The International Organization for Standardization (ISO) develops standards that help countries meet mutual goals related to safety, environment and industry. ISO 14644 covers clean rooms and other clean areas, such as those found in laboratory and precision manufacturing applications. This standard not only sets limits on the amount of pollutants or particulates within a clean room, but also includes guidelines for measurement, design, and operation. While ISO 14644 is not a law in and of itself, many countries have adopted this standard as part of official legal codes. In non-regulated areas, organizations may rely on this standard to help them ensure proper clean room conditions, even if this compliance is not required by law.
A set of agreed upon standards for clean rooms makes it easier for countries to trade in products related to health care, medicine, and very high-end or sensitive products. In 1999, the ISO developed ISO 14644-1, which served as a basic way to define clean room conditions. ISO 14644 Section Two was released the next year, with numerous additional sections released over the next decade.
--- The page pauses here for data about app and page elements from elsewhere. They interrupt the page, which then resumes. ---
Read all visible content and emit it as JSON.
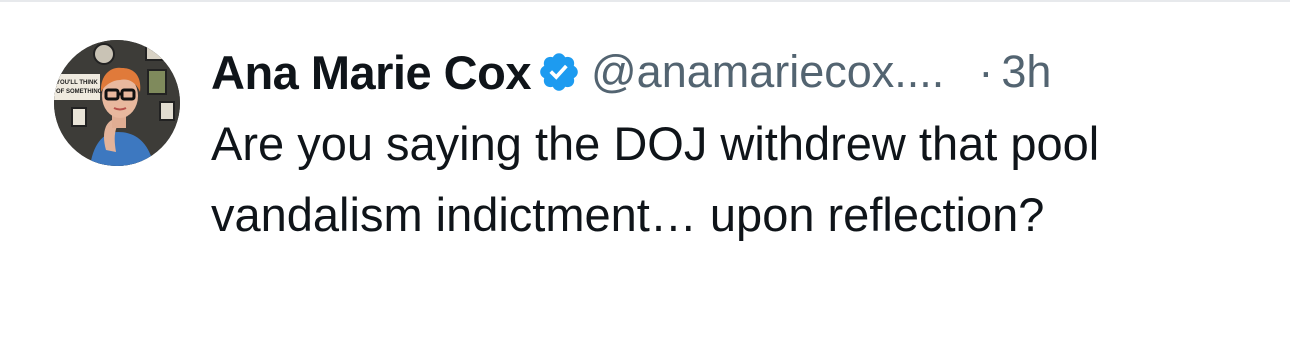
{
  "post": {
    "author": {
      "display_name": "Ana Marie Cox",
      "handle": "@anamariecox....",
      "verified": true,
      "verified_icon": "verified-badge-icon",
      "avatar_poster_text": "YOU'LL THINK OF SOMETHING"
    },
    "time_separator": "·",
    "timestamp": "3h",
    "text": "Are you saying the DOJ withdrew that pool vandalism indictment… upon reflection?"
  },
  "colors": {
    "text_primary": "#0f1419",
    "text_secondary": "#536471",
    "verified_blue": "#1d9bf0",
    "divider": "#e7e9ec"
  }
}
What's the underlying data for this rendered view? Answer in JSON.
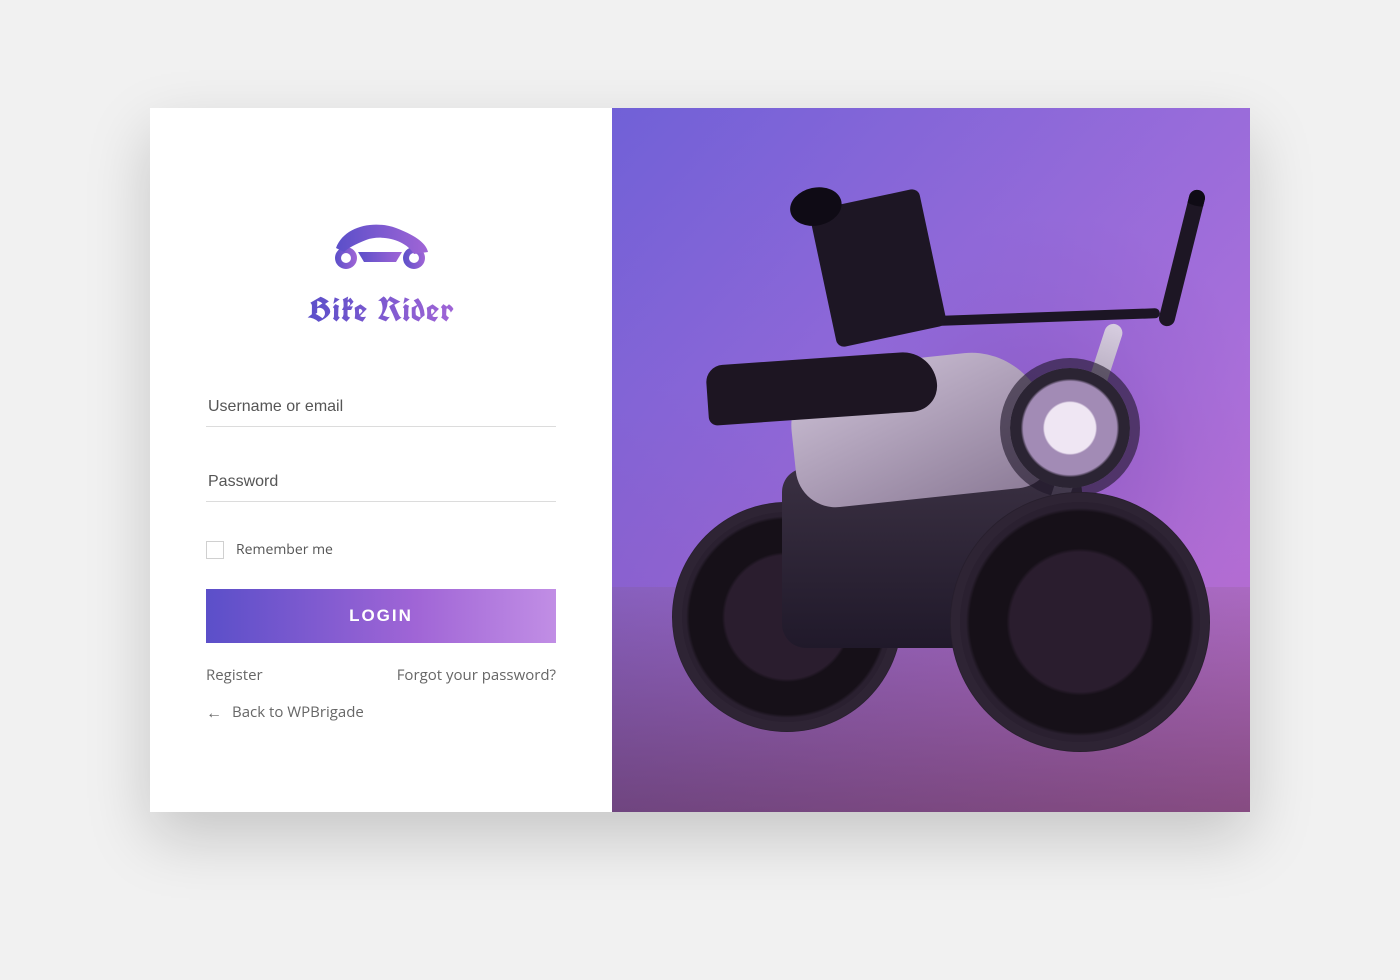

These added sections were designed to clarify or refine the original ideas and standards laid out in ISO 14644.
The very first release of ISO 14644 was meant simply to define what a clean room should be. This publication set specific maximum levels of pollution or particulates within these spaces. The standard measures both concentration, or particles per cubic meter, as well as type and size of these particles. Certain materials that are more dangerous may be restricted more severely than less dangerous substances.
Section Two of ISO was created to help organizations more accurately measure concentrations of particulates. It includes both acceptable testing techniques and how these tests should be carried out. This section also covers certification and compliance paths.
ISO 14644 Section Four addresses clean room design and construction techniques. It advises users on proper ventilation, as well as materials and layouts. Section Five covers how these rooms should be operated to maintain a sterile, clean environment. It addresses maintenance and cleanup, as well as safe attire and preventative measures for workers in and around these spaces.
As the ISO received feedback on ISO 14644, it released several more documents as part of this standard. Section Six simply helps to define terms used in the document to give readers a better understanding. Later sections cover enhanced or specialty applications that are not addressed in earlier releases.